What is needed: Your answer should show every line of the material below that includes "arrow".
___ Data to use
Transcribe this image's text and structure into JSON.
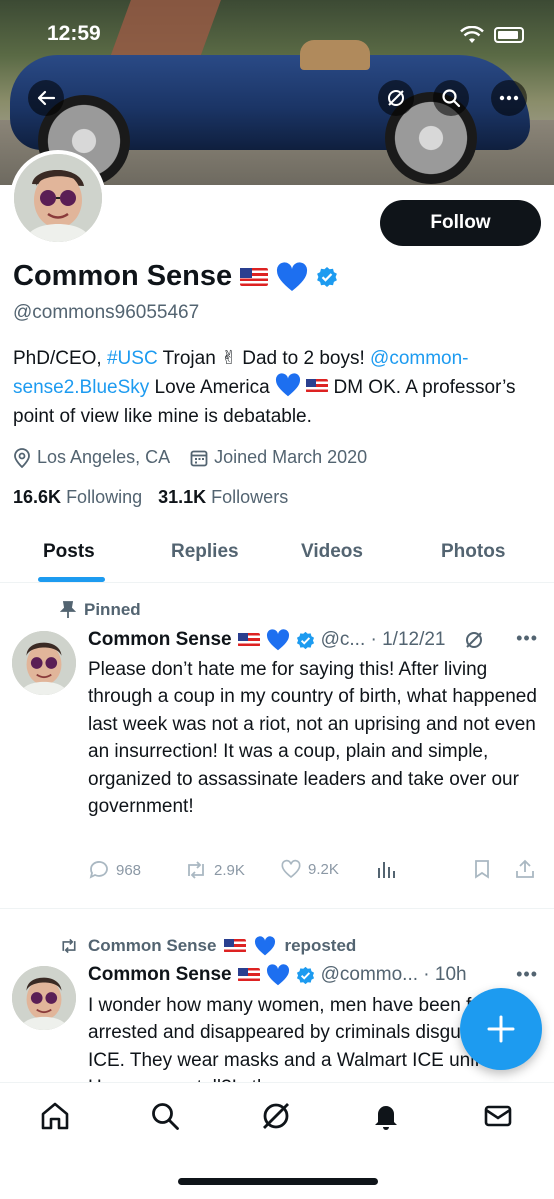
{
  "status_bar": {
    "time": "12:59"
  },
  "profile": {
    "name": "Common Sense",
    "handle": "@commons96055467",
    "follow_label": "Follow",
    "bio": {
      "p1": "PhD/CEO, ",
      "hashtag": "#USC",
      "p2": " Trojan ✌ Dad to 2 boys! ",
      "mention": "@common-sense2.BlueSky",
      "p3": " Love America ",
      "p4": " DM OK. A professor’s point of view like mine is debatable."
    },
    "location": "Los Angeles, CA",
    "joined": "Joined March 2020",
    "following_count": "16.6K",
    "following_label": "Following",
    "followers_count": "31.1K",
    "followers_label": "Followers"
  },
  "tabs": [
    "Posts",
    "Replies",
    "Videos",
    "Photos"
  ],
  "posts": [
    {
      "context": "Pinned",
      "name": "Common Sense",
      "handle_date": "@c... · 1/12/21",
      "text": "Please don’t hate me for saying this! After living through a coup in my country of birth, what happened last week was not a riot, not an uprising and not even an insurrection! It was a coup, plain and simple, organized to assassinate leaders and take over our government!",
      "replies": "968",
      "reposts": "2.9K",
      "likes": "9.2K"
    },
    {
      "context_name": "Common Sense",
      "context_suffix": "reposted",
      "name": "Common Sense",
      "handle_date": "@commo... · 10h",
      "text": "I wonder how many women, men have been fake arrested and disappeared by criminals disguised as ICE. They wear masks and a Walmart ICE uniform. How can we tell?Is th"
    }
  ],
  "colors": {
    "accent": "#1d9bf0",
    "text": "#0f1419",
    "muted": "#536471"
  }
}
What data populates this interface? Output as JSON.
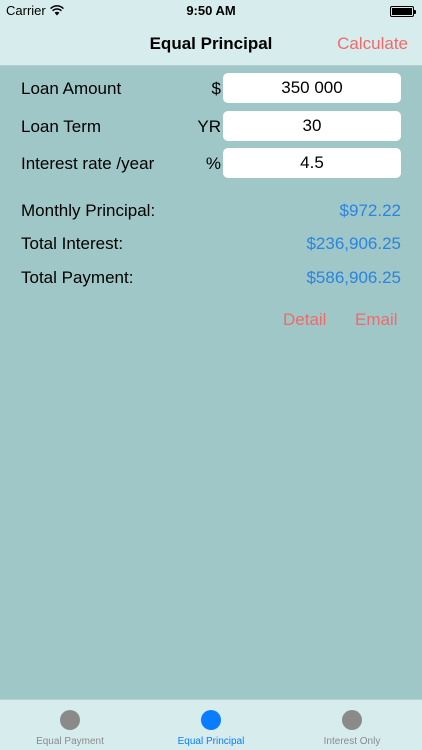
{
  "status_bar": {
    "carrier": "Carrier",
    "time": "9:50 AM"
  },
  "nav": {
    "title": "Equal Principal",
    "action_label": "Calculate"
  },
  "form": {
    "loan_amount": {
      "label": "Loan Amount",
      "unit": "$",
      "value": "350 000"
    },
    "loan_term": {
      "label": "Loan Term",
      "unit": "YR",
      "value": "30"
    },
    "interest_rate": {
      "label": "Interest rate /year",
      "unit": "%",
      "value": "4.5"
    }
  },
  "results": {
    "monthly_principal": {
      "label": "Monthly Principal:",
      "value": "$972.22"
    },
    "total_interest": {
      "label": "Total Interest:",
      "value": "$236,906.25"
    },
    "total_payment": {
      "label": "Total Payment:",
      "value": "$586,906.25"
    }
  },
  "actions": {
    "detail_label": "Detail",
    "email_label": "Email"
  },
  "tabs": [
    {
      "label": "Equal Payment",
      "active": false
    },
    {
      "label": "Equal Principal",
      "active": true
    },
    {
      "label": "Interest Only",
      "active": false
    }
  ],
  "colors": {
    "background": "#9fc7c7",
    "bar_background": "#d7eded",
    "accent_red": "#f06a6a",
    "value_blue": "#2a84e0",
    "tab_active": "#0a7cff",
    "tab_inactive": "#8a8a8a"
  },
  "icons": {
    "wifi": "wifi-icon",
    "battery": "battery-icon",
    "tab": "circle-icon"
  }
}
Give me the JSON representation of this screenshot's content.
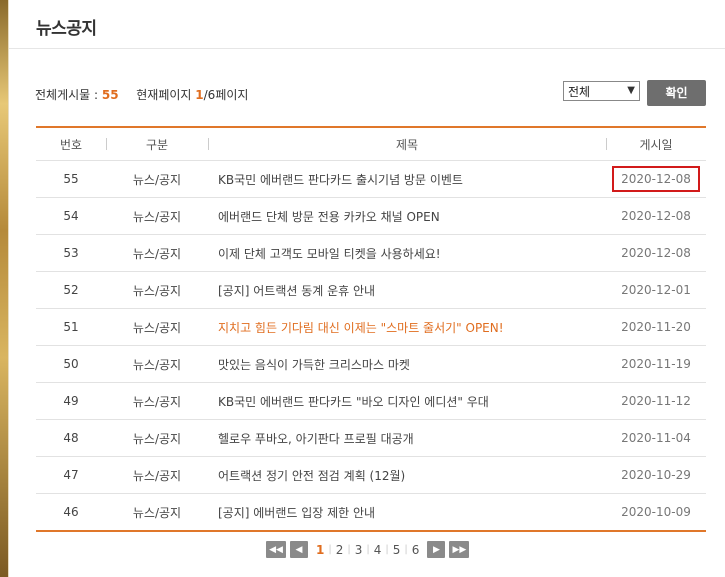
{
  "page": {
    "title": "뉴스공지"
  },
  "info": {
    "total_label": "전체게시물 :",
    "total_count": "55",
    "page_label": "현재페이지",
    "current_page": "1",
    "page_suffix": "/6페이지"
  },
  "filter": {
    "selected": "전체",
    "confirm_label": "확인"
  },
  "table": {
    "headers": [
      "번호",
      "구분",
      "제목",
      "게시일"
    ],
    "rows": [
      {
        "no": "55",
        "category": "뉴스/공지",
        "title": "KB국민 에버랜드 판다카드 출시기념 방문 이벤트",
        "date": "2020-12-08"
      },
      {
        "no": "54",
        "category": "뉴스/공지",
        "title": "에버랜드 단체 방문 전용 카카오 채널 OPEN",
        "date": "2020-12-08"
      },
      {
        "no": "53",
        "category": "뉴스/공지",
        "title": "이제 단체 고객도 모바일 티켓을 사용하세요!",
        "date": "2020-12-08"
      },
      {
        "no": "52",
        "category": "뉴스/공지",
        "title": "[공지] 어트랙션 동계 운휴 안내",
        "date": "2020-12-01"
      },
      {
        "no": "51",
        "category": "뉴스/공지",
        "title": "지치고 힘든 기다림 대신 이제는 \"스마트 줄서기\" OPEN!",
        "date": "2020-11-20"
      },
      {
        "no": "50",
        "category": "뉴스/공지",
        "title": "맛있는 음식이 가득한 크리스마스 마켓",
        "date": "2020-11-19"
      },
      {
        "no": "49",
        "category": "뉴스/공지",
        "title": "KB국민 에버랜드 판다카드 \"바오 디자인 에디션\" 우대",
        "date": "2020-11-12"
      },
      {
        "no": "48",
        "category": "뉴스/공지",
        "title": "헬로우 푸바오, 아기판다 프로필 대공개",
        "date": "2020-11-04"
      },
      {
        "no": "47",
        "category": "뉴스/공지",
        "title": "어트랙션 정기 안전 점검 계획 (12월)",
        "date": "2020-10-29"
      },
      {
        "no": "46",
        "category": "뉴스/공지",
        "title": "[공지] 에버랜드 입장 제한 안내",
        "date": "2020-10-09"
      }
    ]
  },
  "pagination": {
    "pages": [
      "1",
      "2",
      "3",
      "4",
      "5",
      "6"
    ],
    "current": "1",
    "first_icon": "double-left-arrow",
    "prev_icon": "left-arrow",
    "next_icon": "right-arrow",
    "last_icon": "double-right-arrow"
  },
  "colors": {
    "accent": "#e06d1f",
    "highlight_box": "#d21a1a",
    "button_gray": "#6e6e6e"
  }
}
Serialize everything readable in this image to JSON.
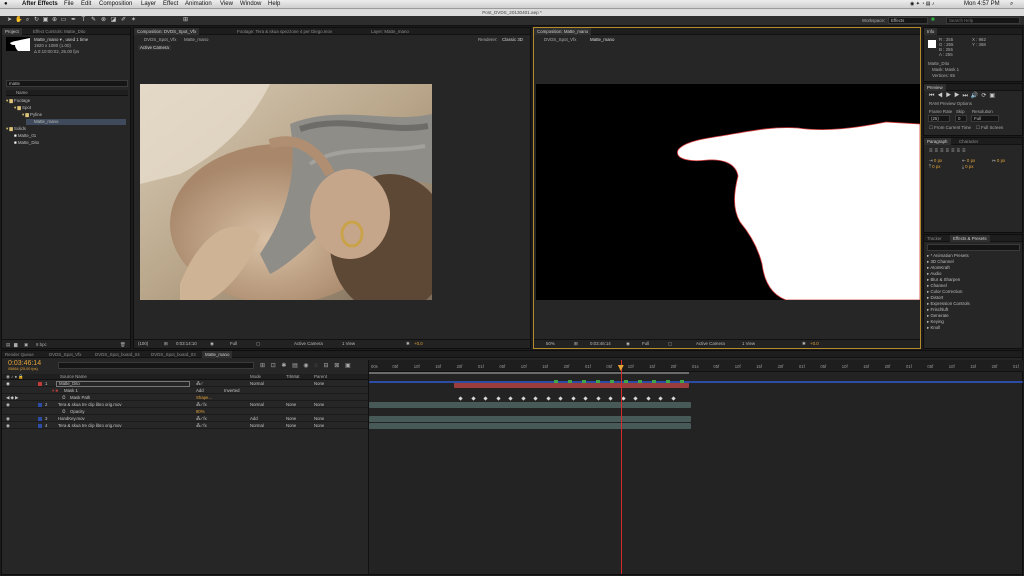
{
  "menubar": {
    "app": "After Effects",
    "items": [
      "File",
      "Edit",
      "Composition",
      "Layer",
      "Effect",
      "Animation",
      "View",
      "Window",
      "Help"
    ],
    "clock": "Mon 4:57 PM"
  },
  "titlebar": "Post_DVDS_20130401.aep *",
  "toolbar": {
    "workspace_label": "Workspace:",
    "workspace_value": "Effects",
    "search_placeholder": "Search Help"
  },
  "project": {
    "tabs": [
      "Project",
      "Effect Controls: Matte_Dito"
    ],
    "item_name": "Matte_mano ▾ , used 1 time",
    "item_dims": "1920 x 1080 (1.00)",
    "item_duration": "Δ 0:10:00:02, 25.00 fps",
    "search_value": "matte",
    "col_name": "Name",
    "tree": [
      "Footage",
      "Spot",
      "Pyline",
      "Matte_mano",
      "Solids",
      "Matte_01",
      "Matte_Dito"
    ],
    "bpc": "8 bpc"
  },
  "comp_left": {
    "tabs": [
      "Composition: DVDS_Spot_Vfx",
      "Footage: Tera & skua spezzone 4 per Diego.mov",
      "Layer: Matte_mano"
    ],
    "subtabs": [
      "DVDS_Spot_Vfx",
      "Matte_mano"
    ],
    "renderer": "Renderer:",
    "renderer_value": "Classic 3D",
    "active_camera": "Active Camera",
    "zoom": "(100)",
    "timecode": "0:03:14:10",
    "resolution": "Full",
    "camera": "Active Camera",
    "views": "1 View",
    "exposure": "+0.0"
  },
  "comp_right": {
    "tabs": [
      "Composition: Matte_mano"
    ],
    "subtabs": [
      "DVDS_Spot_Vfx",
      "Matte_mano"
    ],
    "zoom": "50%",
    "timecode": "0:03:46:14",
    "resolution": "Full",
    "camera": "Active Camera",
    "views": "1 View",
    "exposure": "+0.0"
  },
  "info": {
    "tab": "Info",
    "r": "R : 255",
    "g": "G : 255",
    "b": "B : 255",
    "a": "A : 255",
    "x": "X : 982",
    "y": "Y : 368",
    "layer": "Matte_Dito",
    "mask": "Mask: Mask 1",
    "vertices": "Vertices: 65"
  },
  "preview": {
    "tab": "Preview",
    "ram_options": "RAM Preview Options",
    "frame_rate": "Frame Rate",
    "skip": "Skip",
    "resolution": "Resolution",
    "fps": "(25)",
    "skip_val": "0",
    "res_val": "Full",
    "from_current": "From Current Time",
    "full_screen": "Full Screen"
  },
  "paragraph": {
    "tabs": [
      "Paragraph",
      "Character"
    ],
    "values": [
      "0 px",
      "0 px",
      "0 px",
      "0 px",
      "0 px"
    ]
  },
  "effects": {
    "tabs": [
      "Tracker",
      "Effects & Presets"
    ],
    "items": [
      "* Animation Presets",
      "3D Channel",
      "AtomKraft",
      "Audio",
      "Blur & Sharpen",
      "Channel",
      "Color Correction",
      "Distort",
      "Expression Controls",
      "Frischluft",
      "Generate",
      "Keying",
      "Knoll"
    ]
  },
  "timeline": {
    "tabs": [
      "Render Queue",
      "DVDS_Spot_Vfx",
      "DVDS_Spot_board_04",
      "DVDS_Spot_board_03",
      "Matte_mano"
    ],
    "timecode": "0:03:46:14",
    "frame": "05664 (25.00 fps)",
    "col_source": "Source Name",
    "col_mode": "Mode",
    "col_trkmat": "TrkMat",
    "col_parent": "Parent",
    "layers": [
      {
        "num": "1",
        "name": "Matte_Dito",
        "mode": "Normal",
        "trkmat": "",
        "parent": "None"
      },
      {
        "num": "",
        "name": "Mask 1",
        "mode": "Add",
        "trkmat": "",
        "parent": "Inverted"
      },
      {
        "num": "",
        "name": "Mask Path",
        "mode": "Shape...",
        "trkmat": "",
        "parent": ""
      },
      {
        "num": "2",
        "name": "Tera & skua tre clip libro orig.mov",
        "mode": "Normal",
        "trkmat": "None",
        "parent": "None"
      },
      {
        "num": "",
        "name": "Opacity",
        "mode": "80%",
        "trkmat": "",
        "parent": ""
      },
      {
        "num": "3",
        "name": "HandKey.mov",
        "mode": "Add",
        "trkmat": "None",
        "parent": "None"
      },
      {
        "num": "4",
        "name": "Tera & skua tre clip libro orig.mov",
        "mode": "Normal",
        "trkmat": "None",
        "parent": "None"
      }
    ],
    "ruler": [
      "00s",
      "05f",
      "10f",
      "15f",
      "20f",
      "01f",
      "05f",
      "10f",
      "15f",
      "20f",
      "01f",
      "05f",
      "10f",
      "15f",
      "20f",
      "01s",
      "05f",
      "10f",
      "15f",
      "20f",
      "01f",
      "05f",
      "10f",
      "15f",
      "20f",
      "01f",
      "05f",
      "10f",
      "15f",
      "20f",
      "01f"
    ],
    "playhead_fraction": 0.385,
    "work_start": 0.13,
    "work_end": 0.49
  },
  "colors": {
    "accent": "#e3a338",
    "label_red": "#c23b3b",
    "label_blue": "#2d4ca6",
    "track_green": "#3ca84a",
    "playhead": "#d42a2a"
  }
}
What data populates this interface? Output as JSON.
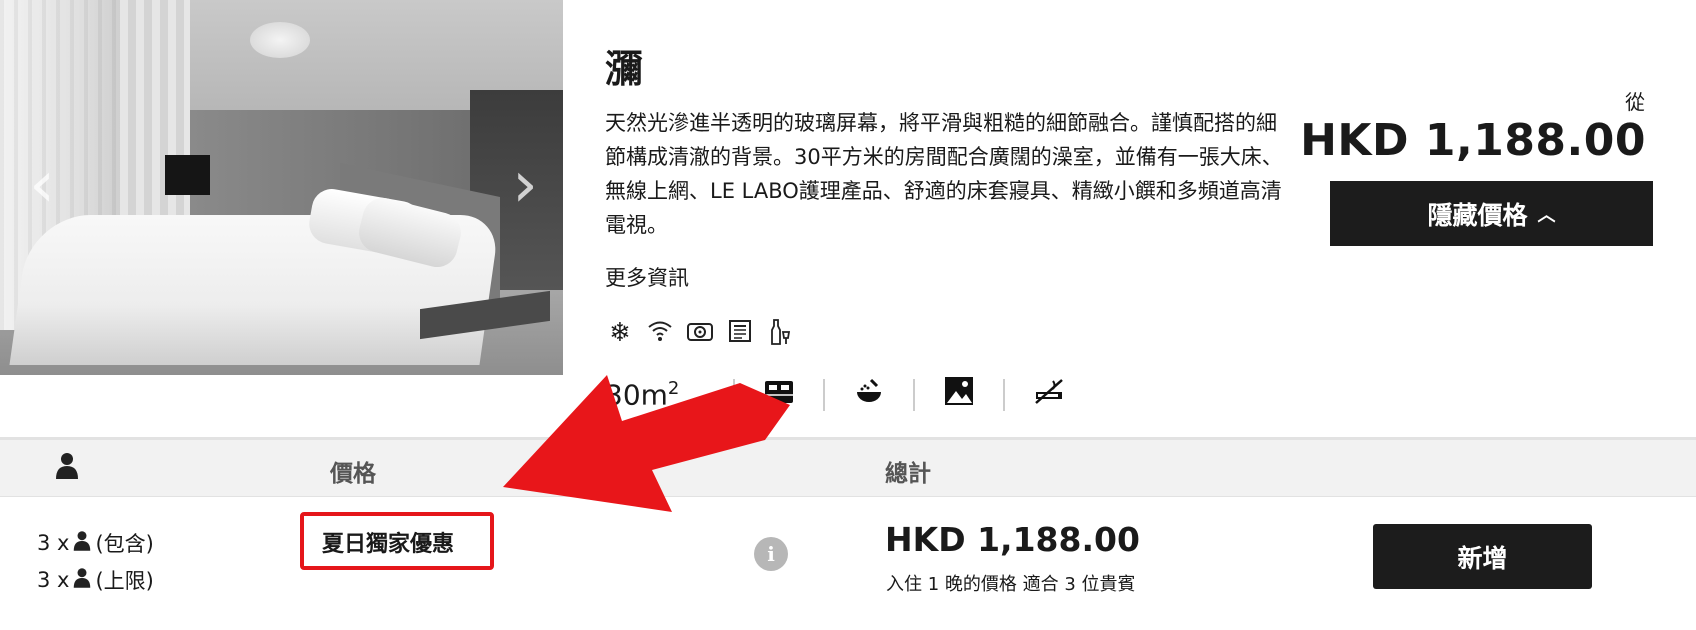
{
  "room": {
    "name": "瀰",
    "description": "天然光滲進半透明的玻璃屏幕，將平滑與粗糙的細節融合。謹慎配搭的細節構成清澈的背景。30平方米的房間配合廣闊的澡室，並備有一張大床、無線上網、LE LABO護理產品、舒適的床套寢具、精緻小饌和多頻道高清電視。",
    "more_info": "更多資訊",
    "size_value": "30m",
    "size_unit_sup": "2",
    "amenity_icons": [
      "snowflake-icon",
      "wifi-icon",
      "safe-icon",
      "newspaper-icon",
      "minibar-icon"
    ],
    "feature_icons": [
      "bed-icon",
      "shower-icon",
      "view-icon",
      "no-smoking-icon"
    ]
  },
  "price_header": {
    "from_label": "從",
    "price": "HKD 1,188.00",
    "hide_button": "隱藏價格"
  },
  "table": {
    "col_price": "價格",
    "col_total": "總計",
    "rows": [
      {
        "occupancy_included": "(包含)",
        "occupancy_max": "(上限)",
        "occupancy_count": "3 x",
        "rate_name": "夏日獨家優惠",
        "total": "HKD 1,188.00",
        "total_note": "入住 1 晚的價格 適合 3 位貴賓",
        "add_button": "新增"
      }
    ]
  },
  "colors": {
    "button_bg": "#1c1c1c",
    "annotation_red": "#e5161a"
  }
}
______
Response area:
    "first_icon": "double-left-arrow",
    "prev_icon": "left-arrow",
    "next_icon": "right-arrow",
    "last_icon": "double-right-arrow"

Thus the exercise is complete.